The military has plenty of reasons these days for wanting a stable China, not least their own sprawling business and commercial empire, which encompasses everything from Baskin-Robbins ice cream, five- star hotels and futures trading to civilian nuclear technology, and more.
More than 10,000 enterprises in China are owned or linked to the People's Liberation Army (PLA), and the men in green have a huge financial stake in continued economic reform and political stability. Around 70 per cent of the military's industrial output is now civilian products, and the PLA knows any overt power struggle in the upper echelons of the party, or a lack of consensus about reform, would be bad for business.
All of which is good news for Mr Jiang, the Chinese President and Communist Party leader, who has since 1990 been head of the armed forces, and who hopes to be China's new paramount leader, following the death of Deng Xiaoping last week. Lacking any military credentials of his own, he knows he cannot take for granted the loyalty of the generals. Unlike Mr Deng, who was an authentic revolutionary hero and veteran of the Long March, Mr Jiang has had to work hard to build his support in the PLA. During the long years of Mr Deng's decline, Mr Jiang assiduously attended troop inspections, congratulating "model" soldiers, and chairing high-level military meetings. The President has also promoted his own chosen generals, including all seven military region commanders.
"The army will be one of the principal decision-makers in any argument about who is in charge," a Western military attache in Peking said. "Whatever leadership comes [after Deng] must at least have the acquiescence of the PLA. They will not dictate, but they will say: `We'll have influence at the highest levels.
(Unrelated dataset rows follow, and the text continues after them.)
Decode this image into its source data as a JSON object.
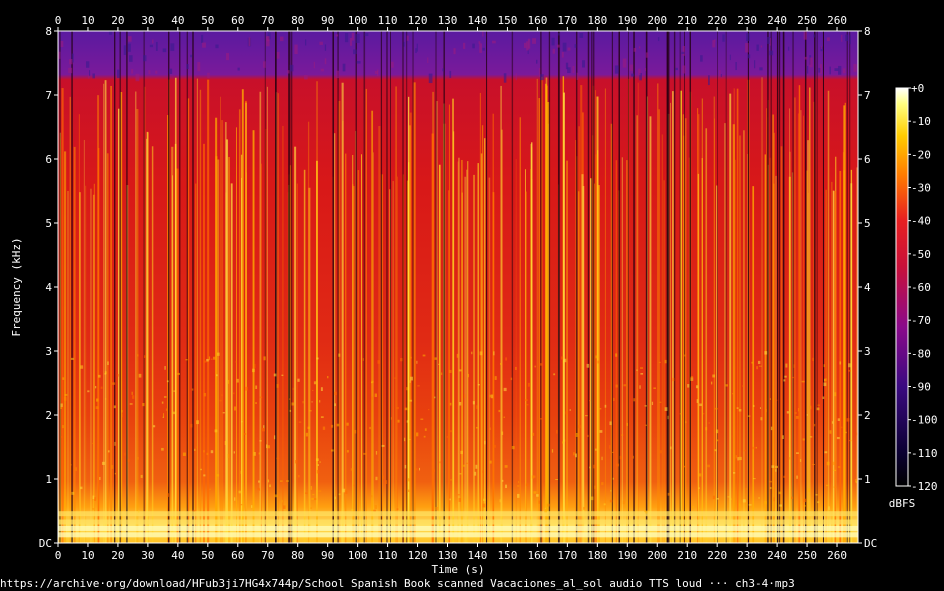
{
  "source_url": "https://archive·org/download/HFub3ji7HG4x744p/School Spanish Book scanned Vacaciones_al_sol audio TTS loud ··· ch3-4·mp3",
  "chart_data": {
    "type": "heatmap",
    "xlabel": "Time (s)",
    "ylabel": "Frequency (kHz)",
    "xlim": [
      0,
      267
    ],
    "ylim": [
      0,
      8
    ],
    "x_ticks": [
      "0",
      "10",
      "20",
      "30",
      "40",
      "50",
      "60",
      "70",
      "80",
      "90",
      "100",
      "110",
      "120",
      "130",
      "140",
      "150",
      "160",
      "170",
      "180",
      "190",
      "200",
      "210",
      "220",
      "230",
      "240",
      "250",
      "260"
    ],
    "y_ticks": [
      "DC",
      "1",
      "2",
      "3",
      "4",
      "5",
      "6",
      "7",
      "8"
    ],
    "colorbar": {
      "label": "dBFS",
      "range": [
        -120,
        0
      ],
      "ticks": [
        "+0",
        "-10",
        "-20",
        "-30",
        "-40",
        "-50",
        "-60",
        "-70",
        "-80",
        "-90",
        "-100",
        "-110",
        "-120"
      ]
    },
    "bands": [
      {
        "f_min": 7.3,
        "f_max": 8.0,
        "level_dbfs": -80
      },
      {
        "f_min": 3.0,
        "f_max": 7.3,
        "level_dbfs": -50
      },
      {
        "f_min": 0.9,
        "f_max": 3.0,
        "level_dbfs": -45
      },
      {
        "f_min": 0.5,
        "f_max": 0.9,
        "level_dbfs": -35
      },
      {
        "f_min": 0.0,
        "f_max": 0.5,
        "level_dbfs": -15
      }
    ]
  }
}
So help us modernise, increase our defence budget, listen to our advice.' And they will be listened to."
In a statement released at the weekend, the military pledged their support for Mr Jiang, who since 1993 has held all three top state, party and army positions. The leaders of the 3 million-strong People's Liberation Army "vowed to obey the leadership of the Communist Party Central Committee and the Central Military Commission (CMC) in a steadfast way and to ensure the army's unity," the official Xinhua news agency announced.
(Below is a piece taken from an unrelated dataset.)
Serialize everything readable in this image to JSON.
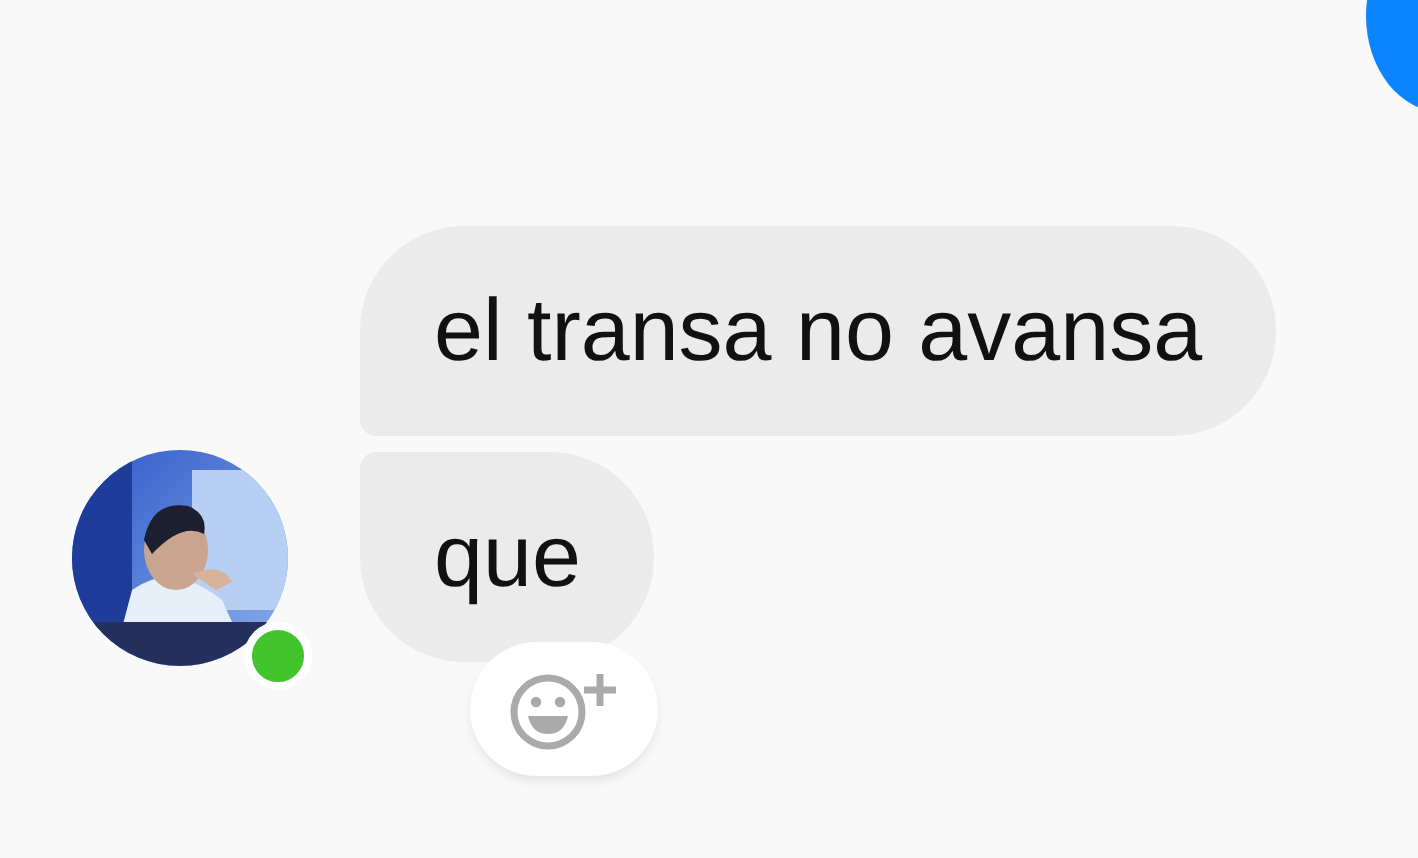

Mr Jiang must hope they mean what they say. In late 1992, Mr Deng moved swiftly against the "Yang family clique" in the PLA for allegedly plotting with other army leaders for the aftermath of his death. Yang Shangkun lost his job as president, and his half-brother Yang Baibing was removed from the CMC. Personnel changes swept through the armed forces, with professional soldiers and military technocrats promoted in favour of anyone with political ambitions. But Mr Yang, 89, a former Red Army revolutionary, is still fit, and popular with the top brass, and may emerge as one of the back- room power-brokers in any jockeying for position.
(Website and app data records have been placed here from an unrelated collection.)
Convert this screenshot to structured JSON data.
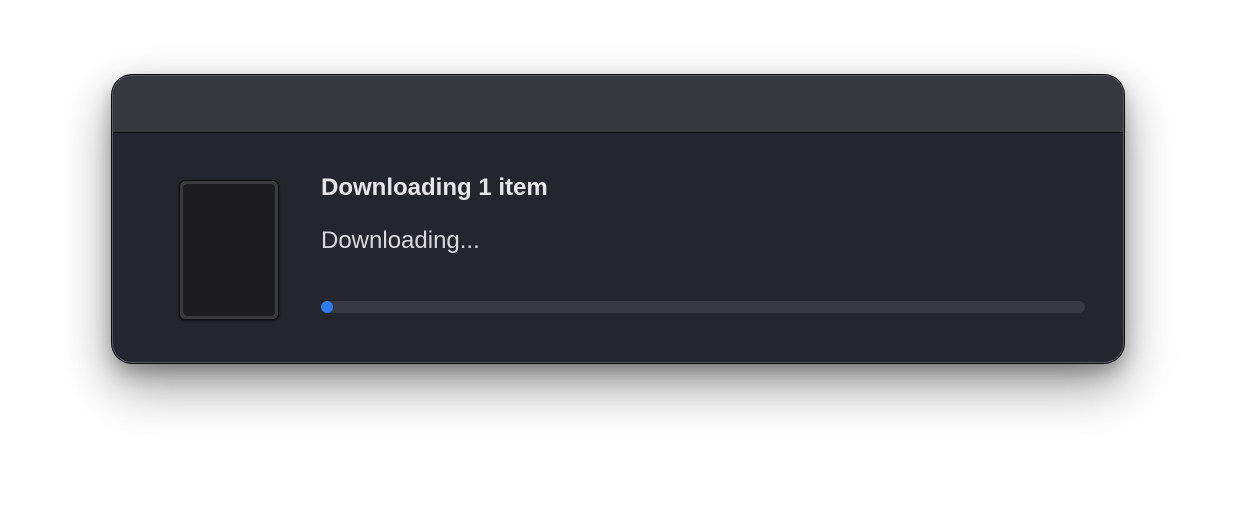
{
  "dialog": {
    "title": "Downloading 1 item",
    "status": "Downloading...",
    "progress": 0.0,
    "accent_color": "#2d7bf0",
    "icon": "tablet-device-icon"
  }
}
In Chinese political life, the identities of the party and the military still overlap at all levels. To keep defence chiefs contented, the younger generation of Chinese leaders has presided over a doubling in real terms of the official defence budget during the past seven years, despite no obvious external threats. The most visible demonstration of generals' impact on policy was seen last year, when China held big missile and military manoeuvres in the Taiwan Strait in the run-up to the island's presidential elections. Mr Jiang was forced to give in to the hawks after the military top brass had accused him of being too soft-handed.